Teacher married his employer's daughter, Agnes MacDonald, on 2 June 1834 and ultimately took over the running of the business. In 1836 he opened a second ‘dram’ shop at 50 Cheapside, Glasgow, and over the next twenty-five years increased his licensed premises to eighteen. Multiple retailing was a new development in the whisky trade and at the time of his death Teacher was probably its largest multiple retailer. Nicknamed ‘Old Thorough’, he managed the shops in a unique style: excessive drinking was discouraged, ‘treating’ (the purchase of drinks for friends) was prohibited, and smoking was banned (a ban not lifted by his descendants until 1926). This style has been attributed to his strict Victorian principles but it may also have been a reaction to the temperance movement and to the fact that the town council acquired, and utilized, local police powers to curb an excess of licensed premises well before other Scottish cities. Keeping respectable premises reduced the likelihood of losing one's licence.

The shops, which were 'the apple of his eye' (Bergius, 14), required a varied stock and this prompted Teacher's move into wholesaling in 1851 at 347 Argyle Street, Glasgow. Expansion required new headquarters in 1864 and the firm moved to 17 St Enoch Square where it remained until 1873 when the site was taken over for the building of St Enoch Station. A new building covering 14, 16, and 18 St Enoch Square was commissioned at a cost of £8000 and remained the headquarters until 1991.

Teacher and his wife had eleven children. The eldest, a son, died of scarlet fever at seventeen. Two other sons died in infancy. This left William junior (1836–1880) and Adam (1839–1898) as the first and second in seniority. They developed the business on the foundations laid by the ‘dram’ shops, opening branches in Manchester (1866) and London (1876), registering the blend Highland Cream (1884), and building a malt distillery, Ardmore (1898).

Teacher was a member and treasurer of the Unitarian church, a minority religion in presbyterian Scotland. Members tended to be freethinkers who stood out against the mainstream. He supported Chartism and later movements for toleration and freedom. He entertained people of note in the world of letters, including Harriet Martineau, Henry and Millicent Fawcett, and Ralph Waldo Emerson. Teacher was a director of the Glasgow Trade Society and a commissioner for income tax. He died from haematemesis on 27 December 1876 at the family home, Rowmore, Row, Gareloch, Dunbartonshire.
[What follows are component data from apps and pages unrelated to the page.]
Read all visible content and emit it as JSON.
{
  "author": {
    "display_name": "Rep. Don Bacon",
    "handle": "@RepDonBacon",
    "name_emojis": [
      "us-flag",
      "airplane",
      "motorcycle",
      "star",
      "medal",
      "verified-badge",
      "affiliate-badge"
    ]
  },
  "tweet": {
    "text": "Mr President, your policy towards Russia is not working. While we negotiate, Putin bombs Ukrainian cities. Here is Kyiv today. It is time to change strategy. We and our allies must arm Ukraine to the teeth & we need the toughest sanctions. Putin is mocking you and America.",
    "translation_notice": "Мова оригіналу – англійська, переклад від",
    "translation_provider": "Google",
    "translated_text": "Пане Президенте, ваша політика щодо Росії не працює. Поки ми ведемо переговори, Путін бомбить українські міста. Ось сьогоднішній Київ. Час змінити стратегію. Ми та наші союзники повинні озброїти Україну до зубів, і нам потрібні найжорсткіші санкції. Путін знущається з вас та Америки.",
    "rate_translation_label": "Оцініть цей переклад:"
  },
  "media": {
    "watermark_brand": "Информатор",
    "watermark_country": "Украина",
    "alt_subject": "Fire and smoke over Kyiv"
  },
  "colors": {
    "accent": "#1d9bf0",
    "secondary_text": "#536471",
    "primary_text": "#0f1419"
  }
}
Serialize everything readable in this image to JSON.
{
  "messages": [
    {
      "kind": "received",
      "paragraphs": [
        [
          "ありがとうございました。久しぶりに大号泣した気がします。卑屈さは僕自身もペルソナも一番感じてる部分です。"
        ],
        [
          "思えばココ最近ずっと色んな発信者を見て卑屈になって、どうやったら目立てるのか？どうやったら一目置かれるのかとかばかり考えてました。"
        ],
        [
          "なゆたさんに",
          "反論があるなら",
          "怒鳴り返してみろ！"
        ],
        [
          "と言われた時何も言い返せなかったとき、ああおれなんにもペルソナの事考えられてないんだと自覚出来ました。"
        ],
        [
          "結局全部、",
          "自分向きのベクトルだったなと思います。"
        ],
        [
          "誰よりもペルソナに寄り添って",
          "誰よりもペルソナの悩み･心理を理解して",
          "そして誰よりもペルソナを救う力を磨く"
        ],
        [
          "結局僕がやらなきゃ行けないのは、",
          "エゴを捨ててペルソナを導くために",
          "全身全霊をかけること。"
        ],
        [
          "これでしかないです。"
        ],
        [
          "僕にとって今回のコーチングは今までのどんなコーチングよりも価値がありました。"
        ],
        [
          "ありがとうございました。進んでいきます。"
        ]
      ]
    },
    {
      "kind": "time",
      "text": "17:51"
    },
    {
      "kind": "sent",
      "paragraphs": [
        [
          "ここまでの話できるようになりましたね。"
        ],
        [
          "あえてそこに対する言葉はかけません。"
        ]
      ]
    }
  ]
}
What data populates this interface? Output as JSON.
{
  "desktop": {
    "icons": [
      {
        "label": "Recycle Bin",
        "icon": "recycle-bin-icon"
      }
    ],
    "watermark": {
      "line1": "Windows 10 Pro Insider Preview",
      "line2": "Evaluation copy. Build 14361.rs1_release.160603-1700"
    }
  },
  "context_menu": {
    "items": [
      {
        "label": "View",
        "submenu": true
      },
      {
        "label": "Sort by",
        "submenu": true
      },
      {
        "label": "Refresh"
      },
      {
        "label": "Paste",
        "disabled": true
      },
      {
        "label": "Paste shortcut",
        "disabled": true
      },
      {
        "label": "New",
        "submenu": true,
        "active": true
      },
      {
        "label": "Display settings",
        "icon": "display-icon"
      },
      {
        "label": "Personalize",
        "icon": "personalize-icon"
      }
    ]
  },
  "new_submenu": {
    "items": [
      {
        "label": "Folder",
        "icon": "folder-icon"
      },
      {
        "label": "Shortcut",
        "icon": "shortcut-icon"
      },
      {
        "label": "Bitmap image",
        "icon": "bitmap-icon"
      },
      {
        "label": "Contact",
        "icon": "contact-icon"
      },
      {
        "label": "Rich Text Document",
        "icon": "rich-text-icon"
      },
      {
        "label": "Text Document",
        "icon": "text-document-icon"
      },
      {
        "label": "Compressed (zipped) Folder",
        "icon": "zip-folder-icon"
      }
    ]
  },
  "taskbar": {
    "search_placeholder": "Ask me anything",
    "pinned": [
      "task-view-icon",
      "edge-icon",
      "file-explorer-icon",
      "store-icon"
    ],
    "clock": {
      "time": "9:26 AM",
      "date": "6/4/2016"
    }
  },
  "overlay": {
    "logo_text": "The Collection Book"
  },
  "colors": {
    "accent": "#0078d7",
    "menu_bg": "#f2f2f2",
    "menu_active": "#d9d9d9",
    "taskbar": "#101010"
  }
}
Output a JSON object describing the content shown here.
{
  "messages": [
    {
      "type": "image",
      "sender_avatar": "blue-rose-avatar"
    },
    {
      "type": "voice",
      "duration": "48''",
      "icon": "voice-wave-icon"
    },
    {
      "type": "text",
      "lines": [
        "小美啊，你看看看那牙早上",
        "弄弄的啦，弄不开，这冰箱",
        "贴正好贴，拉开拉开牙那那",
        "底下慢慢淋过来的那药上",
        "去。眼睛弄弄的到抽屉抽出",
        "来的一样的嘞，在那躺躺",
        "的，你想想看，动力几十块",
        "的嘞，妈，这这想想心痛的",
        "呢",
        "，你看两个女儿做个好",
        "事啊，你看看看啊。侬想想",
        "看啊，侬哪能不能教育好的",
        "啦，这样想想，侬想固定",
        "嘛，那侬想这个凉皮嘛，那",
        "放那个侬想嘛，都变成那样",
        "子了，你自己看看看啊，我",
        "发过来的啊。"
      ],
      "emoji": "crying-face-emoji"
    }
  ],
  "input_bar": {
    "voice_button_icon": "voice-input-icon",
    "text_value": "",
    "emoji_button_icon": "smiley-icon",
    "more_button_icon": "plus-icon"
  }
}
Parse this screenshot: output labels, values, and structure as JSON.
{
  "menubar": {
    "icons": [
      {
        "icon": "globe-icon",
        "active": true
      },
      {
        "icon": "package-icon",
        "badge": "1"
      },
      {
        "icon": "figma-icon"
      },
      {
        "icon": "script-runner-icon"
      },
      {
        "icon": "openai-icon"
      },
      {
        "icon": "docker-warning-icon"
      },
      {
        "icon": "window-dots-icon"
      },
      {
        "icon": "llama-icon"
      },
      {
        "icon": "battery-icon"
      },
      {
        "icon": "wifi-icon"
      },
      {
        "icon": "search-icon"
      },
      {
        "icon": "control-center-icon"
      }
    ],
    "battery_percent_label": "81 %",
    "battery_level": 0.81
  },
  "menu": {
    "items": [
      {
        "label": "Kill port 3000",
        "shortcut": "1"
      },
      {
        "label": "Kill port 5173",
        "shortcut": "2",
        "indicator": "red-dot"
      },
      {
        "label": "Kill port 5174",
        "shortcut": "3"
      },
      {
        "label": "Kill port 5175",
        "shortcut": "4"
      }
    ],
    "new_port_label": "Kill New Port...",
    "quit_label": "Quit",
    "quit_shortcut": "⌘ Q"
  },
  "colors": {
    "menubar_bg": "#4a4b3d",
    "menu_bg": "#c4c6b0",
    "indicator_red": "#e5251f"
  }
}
Sources

  • G. E. Cousins, A family of spirit: William Teacher and his descendants, 1830–1875 (1975)
  • W. M. Bergius, Reminiscences, 1893–1938 [n.d., 1939]
  • E. Chisnall, The spirit of Glasgow: the story of Teacher's whisky (1995)
  • H. C. Craig, The Scotch whisky industry record (1994)
  • d. cert.

Archives

  • William Teacher & Sons, 2 Glasgow Road, Dumbarton

Likenesses

  • photographs, William Teacher & Sons, Dumbarton

Wealth at Death

£98,343 14s. 4d.: confirmation, 28 Feb 1877, CCI